- _Problem details_:
Go through the data and report each line that holds the string "after".

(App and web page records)

○ ○ ○ ○ ○

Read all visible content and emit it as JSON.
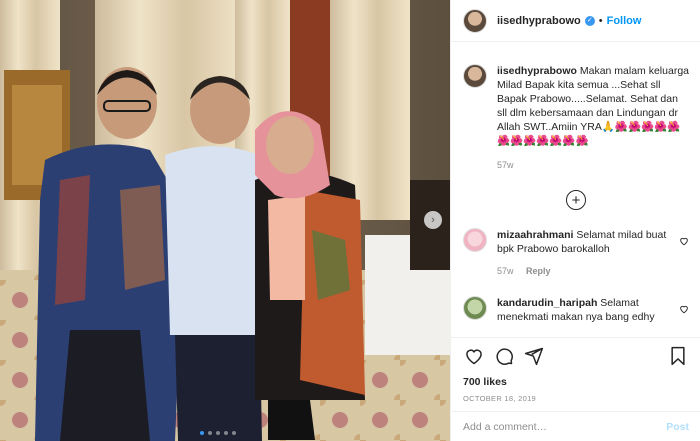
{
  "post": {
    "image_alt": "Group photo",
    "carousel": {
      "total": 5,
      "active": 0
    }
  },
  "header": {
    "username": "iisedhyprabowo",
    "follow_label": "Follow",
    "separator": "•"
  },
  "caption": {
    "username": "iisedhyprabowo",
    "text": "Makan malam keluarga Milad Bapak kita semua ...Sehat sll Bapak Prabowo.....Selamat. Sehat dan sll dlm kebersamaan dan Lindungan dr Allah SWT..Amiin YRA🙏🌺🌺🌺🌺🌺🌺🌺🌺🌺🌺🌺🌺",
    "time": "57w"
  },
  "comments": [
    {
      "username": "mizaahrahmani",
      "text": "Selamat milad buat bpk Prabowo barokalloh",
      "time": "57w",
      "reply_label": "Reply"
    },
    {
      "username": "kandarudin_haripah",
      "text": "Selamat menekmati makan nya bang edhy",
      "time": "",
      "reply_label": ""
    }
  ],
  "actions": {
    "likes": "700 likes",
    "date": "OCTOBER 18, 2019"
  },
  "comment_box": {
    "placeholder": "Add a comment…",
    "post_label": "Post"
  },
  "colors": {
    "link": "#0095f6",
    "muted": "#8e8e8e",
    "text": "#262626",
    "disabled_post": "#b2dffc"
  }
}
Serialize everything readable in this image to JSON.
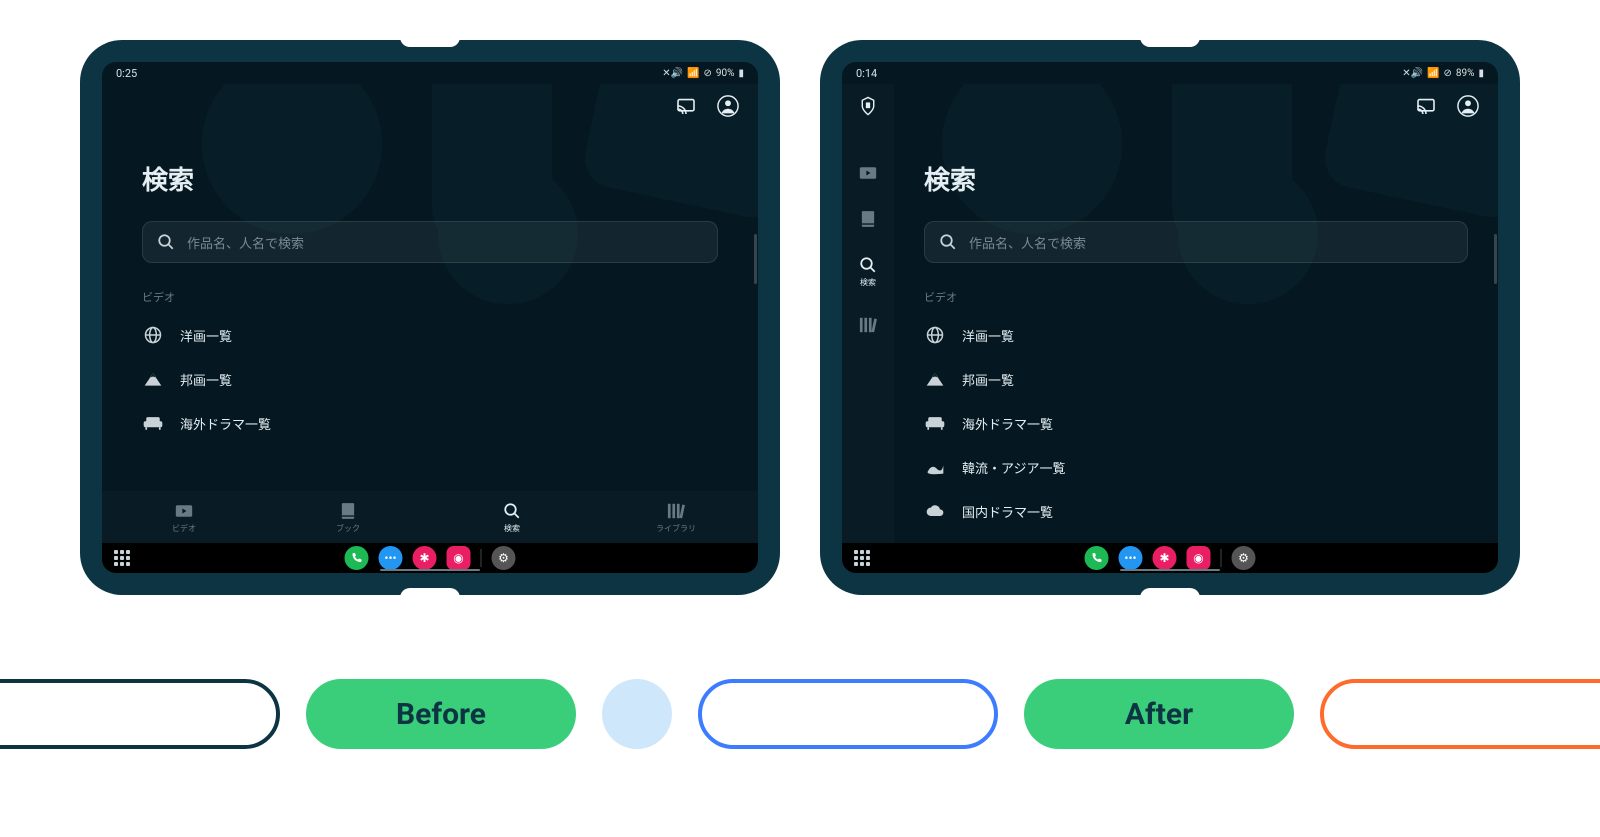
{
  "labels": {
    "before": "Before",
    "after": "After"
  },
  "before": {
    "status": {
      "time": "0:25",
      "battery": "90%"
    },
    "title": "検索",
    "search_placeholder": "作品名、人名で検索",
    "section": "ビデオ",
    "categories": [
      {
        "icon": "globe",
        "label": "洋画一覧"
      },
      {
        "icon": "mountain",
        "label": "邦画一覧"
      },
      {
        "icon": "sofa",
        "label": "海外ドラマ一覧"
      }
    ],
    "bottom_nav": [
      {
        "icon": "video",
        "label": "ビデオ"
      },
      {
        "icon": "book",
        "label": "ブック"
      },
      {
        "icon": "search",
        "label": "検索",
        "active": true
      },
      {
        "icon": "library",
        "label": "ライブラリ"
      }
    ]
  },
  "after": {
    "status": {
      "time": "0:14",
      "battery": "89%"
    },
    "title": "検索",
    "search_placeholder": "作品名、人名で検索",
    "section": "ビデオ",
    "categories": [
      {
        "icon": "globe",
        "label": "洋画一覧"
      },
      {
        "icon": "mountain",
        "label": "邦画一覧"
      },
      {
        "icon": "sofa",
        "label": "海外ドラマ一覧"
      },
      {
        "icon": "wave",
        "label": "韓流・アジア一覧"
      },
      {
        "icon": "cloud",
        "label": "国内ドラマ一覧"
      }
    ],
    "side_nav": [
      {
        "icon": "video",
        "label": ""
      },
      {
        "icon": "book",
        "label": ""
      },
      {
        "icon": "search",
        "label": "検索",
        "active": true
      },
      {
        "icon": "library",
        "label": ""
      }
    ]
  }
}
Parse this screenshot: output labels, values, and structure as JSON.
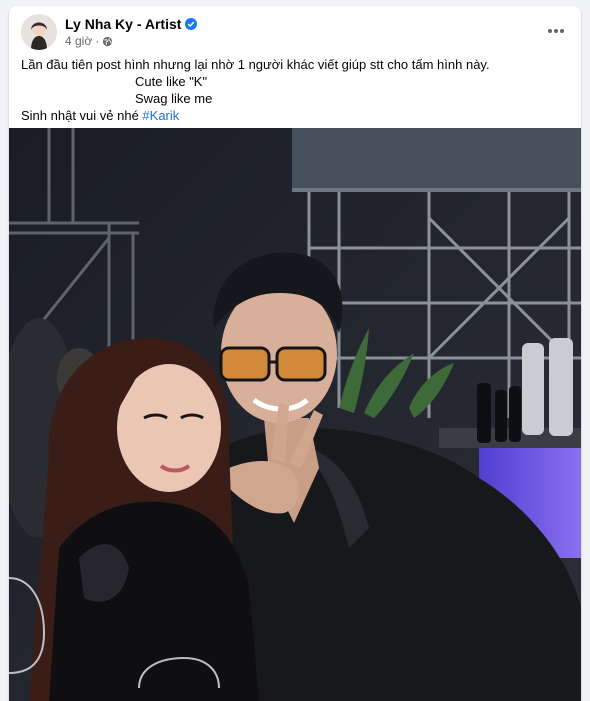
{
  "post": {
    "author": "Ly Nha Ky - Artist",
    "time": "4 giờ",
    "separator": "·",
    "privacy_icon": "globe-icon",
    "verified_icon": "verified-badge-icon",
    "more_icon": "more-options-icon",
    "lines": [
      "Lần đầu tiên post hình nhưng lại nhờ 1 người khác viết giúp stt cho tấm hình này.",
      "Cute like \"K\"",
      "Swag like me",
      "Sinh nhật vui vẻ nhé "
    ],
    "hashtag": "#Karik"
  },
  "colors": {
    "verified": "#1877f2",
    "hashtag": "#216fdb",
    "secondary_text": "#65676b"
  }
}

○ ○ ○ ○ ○

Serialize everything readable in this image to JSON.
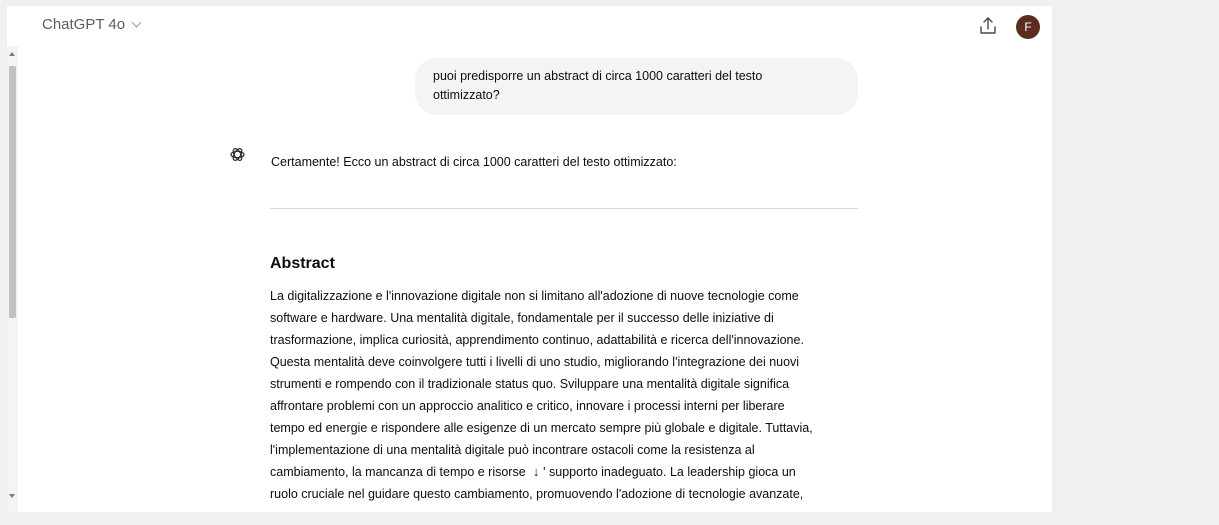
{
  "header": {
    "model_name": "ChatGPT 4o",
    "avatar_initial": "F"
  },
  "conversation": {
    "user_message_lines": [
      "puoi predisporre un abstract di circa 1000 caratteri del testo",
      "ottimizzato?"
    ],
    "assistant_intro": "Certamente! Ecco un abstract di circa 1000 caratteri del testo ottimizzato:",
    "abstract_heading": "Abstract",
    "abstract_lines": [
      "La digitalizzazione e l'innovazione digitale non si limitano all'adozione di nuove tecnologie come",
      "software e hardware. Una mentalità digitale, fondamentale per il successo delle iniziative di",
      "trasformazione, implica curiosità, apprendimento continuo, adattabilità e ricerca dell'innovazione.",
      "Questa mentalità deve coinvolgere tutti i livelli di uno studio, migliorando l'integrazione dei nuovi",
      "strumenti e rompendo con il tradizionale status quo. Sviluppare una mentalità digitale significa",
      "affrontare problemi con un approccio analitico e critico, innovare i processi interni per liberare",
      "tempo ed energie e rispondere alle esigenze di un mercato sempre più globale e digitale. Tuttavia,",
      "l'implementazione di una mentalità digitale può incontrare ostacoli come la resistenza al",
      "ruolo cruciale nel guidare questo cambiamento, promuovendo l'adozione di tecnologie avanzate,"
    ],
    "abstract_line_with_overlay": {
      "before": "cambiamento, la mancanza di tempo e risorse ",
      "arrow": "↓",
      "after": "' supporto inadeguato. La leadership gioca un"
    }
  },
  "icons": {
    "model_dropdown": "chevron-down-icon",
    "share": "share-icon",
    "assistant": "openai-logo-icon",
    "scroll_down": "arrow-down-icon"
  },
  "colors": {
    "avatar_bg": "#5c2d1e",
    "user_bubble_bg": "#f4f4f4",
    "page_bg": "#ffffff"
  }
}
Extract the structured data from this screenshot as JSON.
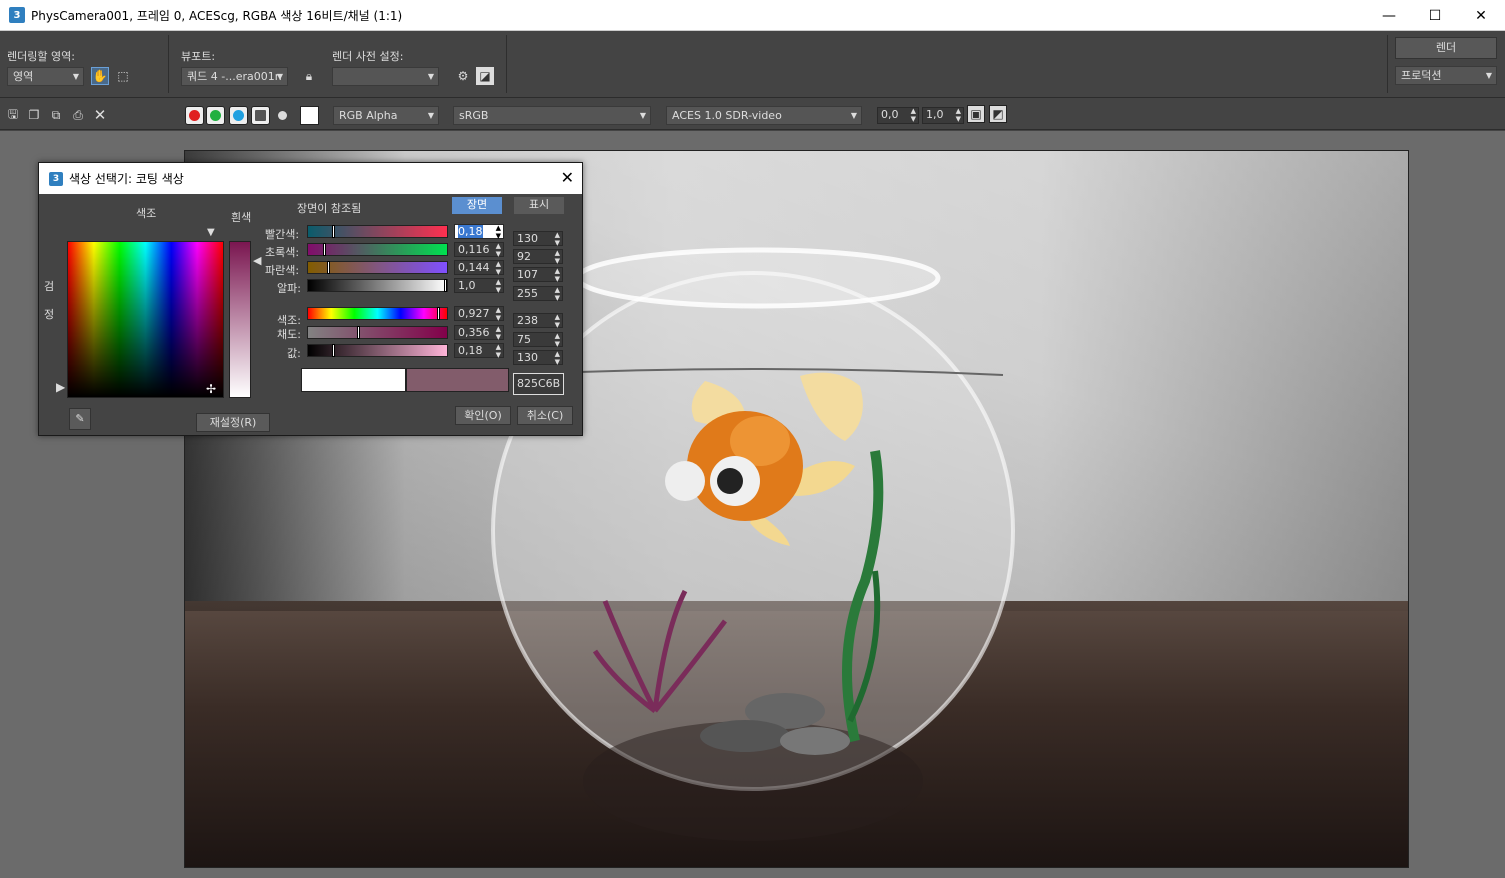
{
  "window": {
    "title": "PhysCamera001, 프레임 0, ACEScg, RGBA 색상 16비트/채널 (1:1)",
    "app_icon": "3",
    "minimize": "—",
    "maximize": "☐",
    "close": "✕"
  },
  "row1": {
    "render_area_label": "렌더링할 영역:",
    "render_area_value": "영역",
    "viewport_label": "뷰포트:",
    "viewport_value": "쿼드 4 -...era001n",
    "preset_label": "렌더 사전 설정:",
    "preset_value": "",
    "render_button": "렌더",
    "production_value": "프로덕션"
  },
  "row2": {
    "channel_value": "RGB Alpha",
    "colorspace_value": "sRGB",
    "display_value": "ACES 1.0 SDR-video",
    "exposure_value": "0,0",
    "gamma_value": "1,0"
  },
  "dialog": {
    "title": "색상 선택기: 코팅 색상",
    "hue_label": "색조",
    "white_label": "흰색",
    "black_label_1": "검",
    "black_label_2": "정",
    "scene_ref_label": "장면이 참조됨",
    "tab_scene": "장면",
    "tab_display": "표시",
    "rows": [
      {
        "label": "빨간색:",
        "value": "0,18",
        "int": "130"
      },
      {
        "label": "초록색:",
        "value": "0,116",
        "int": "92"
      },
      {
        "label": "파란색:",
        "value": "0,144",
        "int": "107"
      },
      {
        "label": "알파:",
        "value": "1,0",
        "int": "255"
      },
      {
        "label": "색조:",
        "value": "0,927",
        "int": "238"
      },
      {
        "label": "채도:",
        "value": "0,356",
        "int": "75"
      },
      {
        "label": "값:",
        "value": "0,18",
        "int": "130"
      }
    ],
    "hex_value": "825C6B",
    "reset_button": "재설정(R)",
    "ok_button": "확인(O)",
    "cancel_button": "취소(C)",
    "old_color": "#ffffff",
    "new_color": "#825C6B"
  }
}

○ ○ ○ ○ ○

- _Result for this exercise_:
    "after": "After"
  "after": {
      "after": "' supporto inadeguato. La leadership gioca un"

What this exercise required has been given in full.